Top of Data to use
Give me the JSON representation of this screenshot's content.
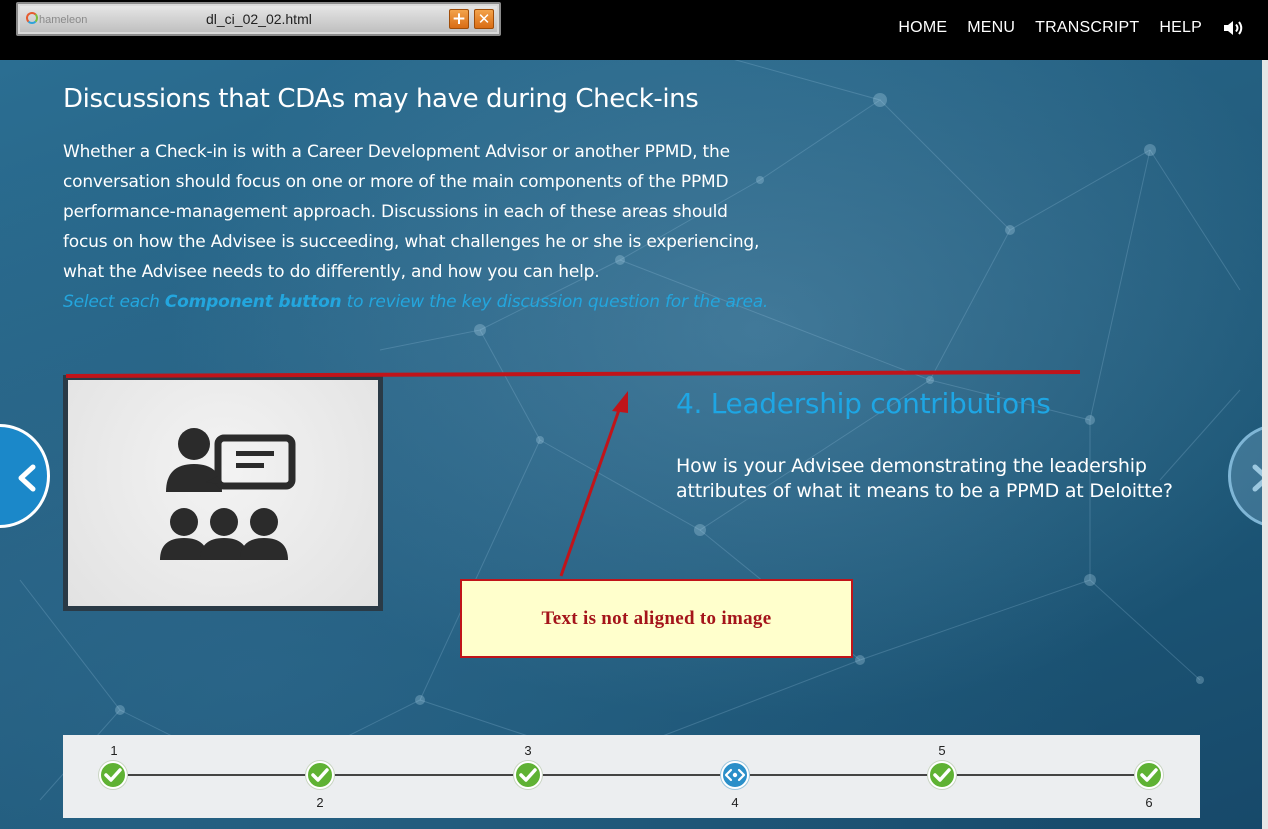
{
  "window": {
    "file_title": "dl_ci_02_02.html",
    "logo_text": "hameleon"
  },
  "nav": {
    "items": [
      "HOME",
      "MENU",
      "TRANSCRIPT",
      "HELP"
    ],
    "audio_icon": "speaker-icon"
  },
  "content": {
    "title": "Discussions that CDAs may have during Check-ins",
    "intro": "Whether a Check-in is with a Career Development Advisor or another PPMD, the conversation should focus on one or more of the main components of the PPMD performance-management approach. Discussions in each of these areas should focus on how the Advisee is succeeding, what challenges he or she is experiencing, what the Advisee needs to do differently, and how you can help.",
    "instruction_pre": "Select each ",
    "instruction_bold": "Component button",
    "instruction_post": " to review the key discussion question for the area."
  },
  "component": {
    "heading": "4. Leadership contributions",
    "question": "How is your Advisee demonstrating the leadership attributes of what it means to be a PPMD at Deloitte?",
    "image_icon": "presenter-audience-icon"
  },
  "annotation": {
    "text": "Text is not aligned to image",
    "color": "#c0141a"
  },
  "progress": {
    "steps": [
      {
        "label": "1",
        "status": "complete"
      },
      {
        "label": "2",
        "status": "complete"
      },
      {
        "label": "3",
        "status": "complete"
      },
      {
        "label": "4",
        "status": "current"
      },
      {
        "label": "5",
        "status": "complete"
      },
      {
        "label": "6",
        "status": "complete"
      }
    ]
  },
  "colors": {
    "accent_blue": "#1ea6e4",
    "complete_green": "#5fb233",
    "current_blue": "#2a8fc9"
  }
}
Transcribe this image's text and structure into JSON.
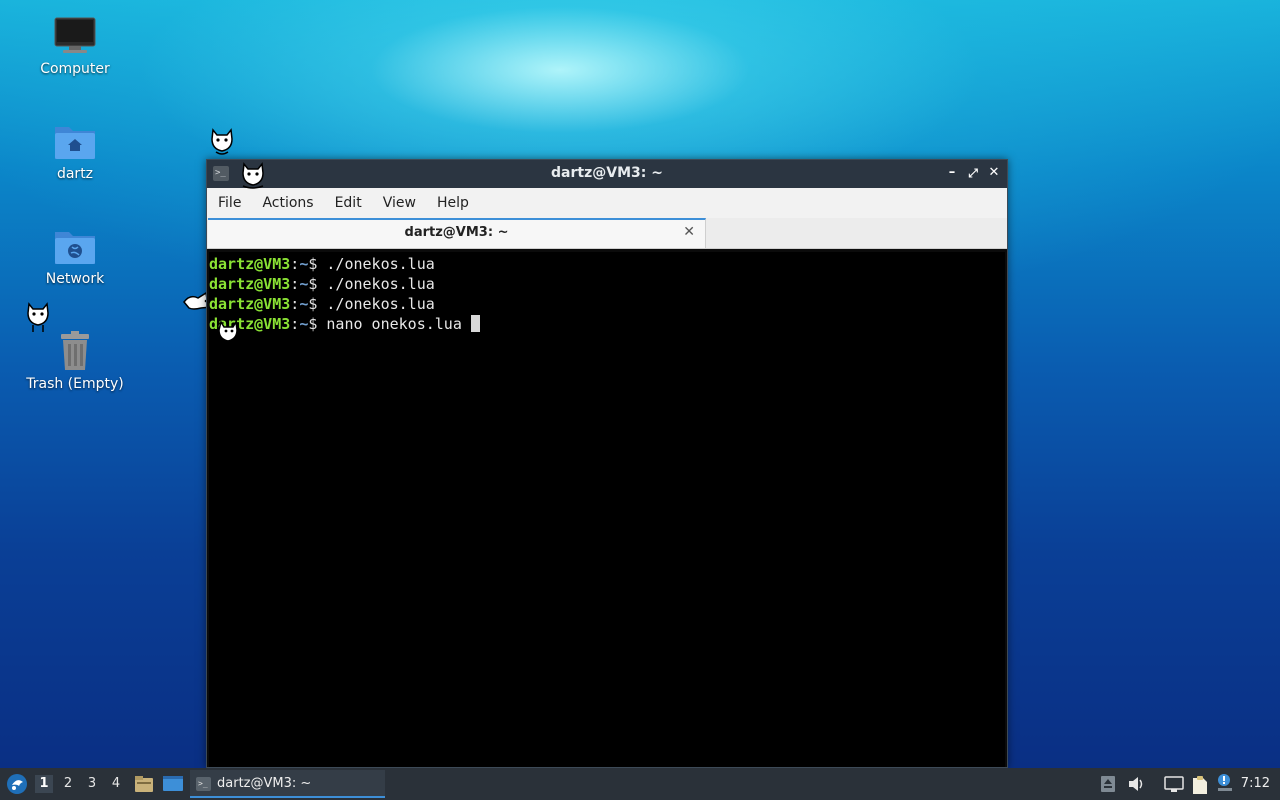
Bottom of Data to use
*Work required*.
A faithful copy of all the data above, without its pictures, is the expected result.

*Output of the exercise*.
Give me the JSON representation of this screenshot's content.
{
  "window": {
    "file_title": "dl_ci_02_02.html",
    "logo_text": "hameleon"
  },
  "nav": {
    "items": [
      "HOME",
      "MENU",
      "TRANSCRIPT",
      "HELP"
    ],
    "audio_icon": "speaker-icon"
  },
  "content": {
    "title": "Discussions that CDAs may have during Check-ins",
    "intro": "Whether a Check-in is with a Career Development Advisor or another PPMD, the conversation should focus on one or more of the main components of the PPMD performance-management approach. Discussions in each of these areas should focus on how the Advisee is succeeding, what challenges he or she is experiencing, what the Advisee needs to do differently, and how you can help.",
    "instruction_pre": "Select each ",
    "instruction_bold": "Component button",
    "instruction_post": " to review the key discussion question for the area."
  },
  "component": {
    "heading": "4. Leadership contributions",
    "question": "How is your Advisee demonstrating the leadership attributes of what it means to be a PPMD at Deloitte?",
    "image_icon": "presenter-audience-icon"
  },
  "annotation": {
    "text": "Text is not aligned to image",
    "color": "#c0141a"
  },
  "progress": {
    "steps": [
      {
        "label": "1",
        "status": "complete"
      },
      {
        "label": "2",
        "status": "complete"
      },
      {
        "label": "3",
        "status": "complete"
      },
      {
        "label": "4",
        "status": "current"
      },
      {
        "label": "5",
        "status": "complete"
      },
      {
        "label": "6",
        "status": "complete"
      }
    ]
  },
  "colors": {
    "accent_blue": "#1ea6e4",
    "complete_green": "#5fb233",
    "current_blue": "#2a8fc9"
  }
}
Transcribe this image's text and structure into JSON.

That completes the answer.